Data supplied —
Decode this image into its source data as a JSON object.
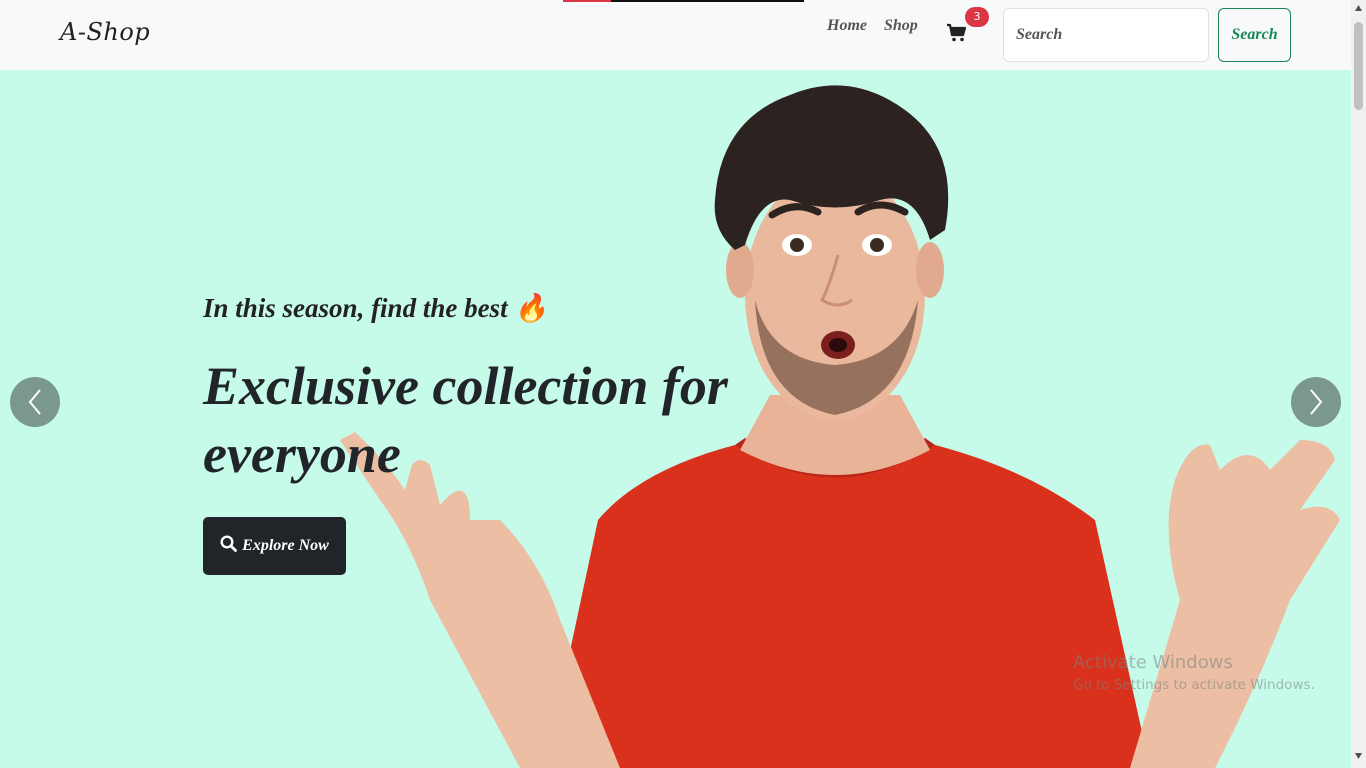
{
  "navbar": {
    "brand": "A-Shop",
    "links": [
      {
        "label": "Home"
      },
      {
        "label": "Shop"
      }
    ],
    "cart": {
      "icon": "cart-icon",
      "count": "3"
    },
    "search": {
      "placeholder": "Search",
      "button_label": "Search"
    }
  },
  "hero": {
    "subtitle": "In this season, find the best",
    "subtitle_emoji": "🔥",
    "title": "Exclusive collection for everyone",
    "cta_label": "Explore Now",
    "cta_icon": "search-icon",
    "prev_icon": "chevron-left-icon",
    "next_icon": "chevron-right-icon"
  },
  "watermark": {
    "line1": "Activate Windows",
    "line2": "Go to Settings to activate Windows."
  },
  "colors": {
    "hero_bg": "#c6fbea",
    "badge": "#dc3545",
    "search_button": "#198754",
    "cta_bg": "#212529",
    "shirt": "#d9311c"
  }
}
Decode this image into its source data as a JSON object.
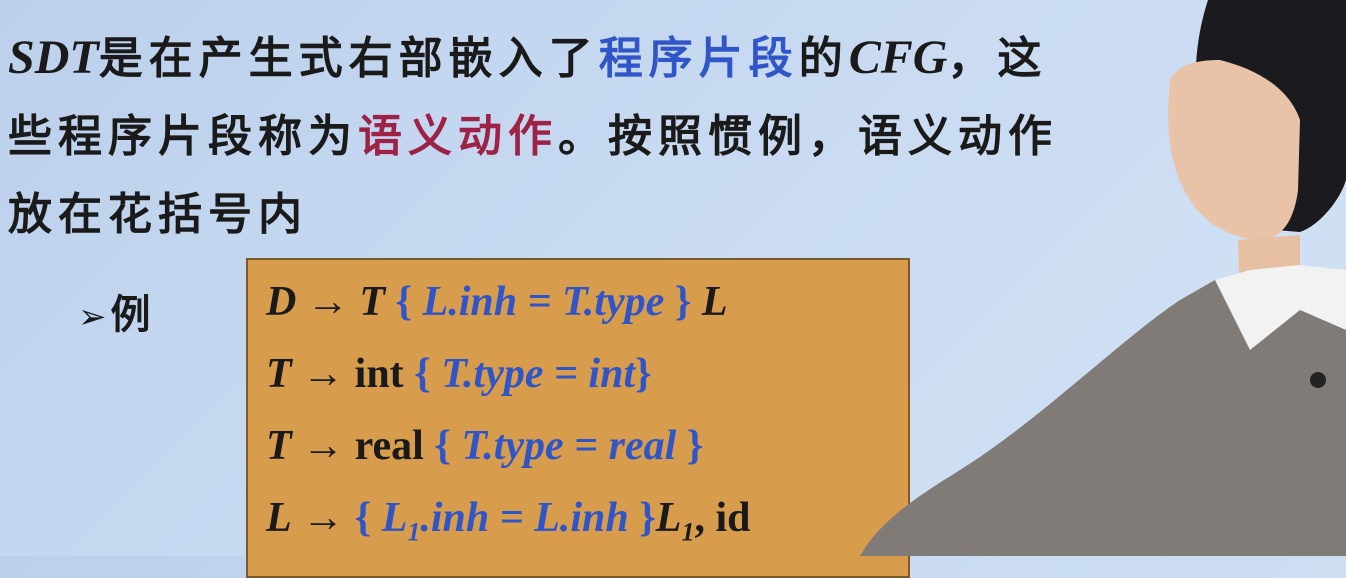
{
  "text": {
    "line1_a": "SDT",
    "line1_b": "是在产生式右部嵌入了",
    "line1_c": "程序片段",
    "line1_d": "的",
    "line1_e": "CFG",
    "line1_f": "，这",
    "line2_a": "些程序片段称为",
    "line2_b": "语义动作",
    "line2_c": "。按照惯例，语义动作",
    "line3": "放在花括号内",
    "bullet_arrow": "➢",
    "bullet_label": "例"
  },
  "rules": [
    {
      "lhs": "D",
      "arrow": "→",
      "pre": "T",
      "action": "L.inh = T.type",
      "post": "L"
    },
    {
      "lhs": "T",
      "arrow": "→",
      "pre": "int",
      "action": "T.type = int",
      "post": ""
    },
    {
      "lhs": "T",
      "arrow": "→",
      "pre": "real",
      "action": "T.type = real",
      "post": ""
    },
    {
      "lhs": "L",
      "arrow": "→",
      "pre": "",
      "action_a": "L",
      "action_sub": "1",
      "action_b": ".inh = L.inh",
      "post_a": "L",
      "post_sub": "1",
      "post_b": ", id"
    }
  ],
  "colors": {
    "action_blue": "#2f55c8",
    "term_red": "#9e2146",
    "box_fill": "#d79d4c"
  }
}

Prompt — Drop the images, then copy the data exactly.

Answer to the problem —
Decode this image into its source data as a JSON object.
{
  "navbar": {
    "brand": "A-Shop",
    "links": [
      {
        "label": "Home"
      },
      {
        "label": "Shop"
      }
    ],
    "cart": {
      "icon": "cart-icon",
      "count": "3"
    },
    "search": {
      "placeholder": "Search",
      "button_label": "Search"
    }
  },
  "hero": {
    "subtitle": "In this season, find the best",
    "subtitle_emoji": "🔥",
    "title": "Exclusive collection for everyone",
    "cta_label": "Explore Now",
    "cta_icon": "search-icon",
    "prev_icon": "chevron-left-icon",
    "next_icon": "chevron-right-icon"
  },
  "watermark": {
    "line1": "Activate Windows",
    "line2": "Go to Settings to activate Windows."
  },
  "colors": {
    "hero_bg": "#c6fbea",
    "badge": "#dc3545",
    "search_button": "#198754",
    "cta_bg": "#212529",
    "shirt": "#d9311c"
  }
}
Decode this image into its source data as a JSON object.
{
  "text": {
    "line1_a": "SDT",
    "line1_b": "是在产生式右部嵌入了",
    "line1_c": "程序片段",
    "line1_d": "的",
    "line1_e": "CFG",
    "line1_f": "，这",
    "line2_a": "些程序片段称为",
    "line2_b": "语义动作",
    "line2_c": "。按照惯例，语义动作",
    "line3": "放在花括号内",
    "bullet_arrow": "➢",
    "bullet_label": "例"
  },
  "rules": [
    {
      "lhs": "D",
      "arrow": "→",
      "pre": "T",
      "action": "L.inh = T.type",
      "post": "L"
    },
    {
      "lhs": "T",
      "arrow": "→",
      "pre": "int",
      "action": "T.type = int",
      "post": ""
    },
    {
      "lhs": "T",
      "arrow": "→",
      "pre": "real",
      "action": "T.type = real",
      "post": ""
    },
    {
      "lhs": "L",
      "arrow": "→",
      "pre": "",
      "action_a": "L",
      "action_sub": "1",
      "action_b": ".inh = L.inh",
      "post_a": "L",
      "post_sub": "1",
      "post_b": ", id"
    }
  ],
  "colors": {
    "action_blue": "#2f55c8",
    "term_red": "#9e2146",
    "box_fill": "#d79d4c"
  }
}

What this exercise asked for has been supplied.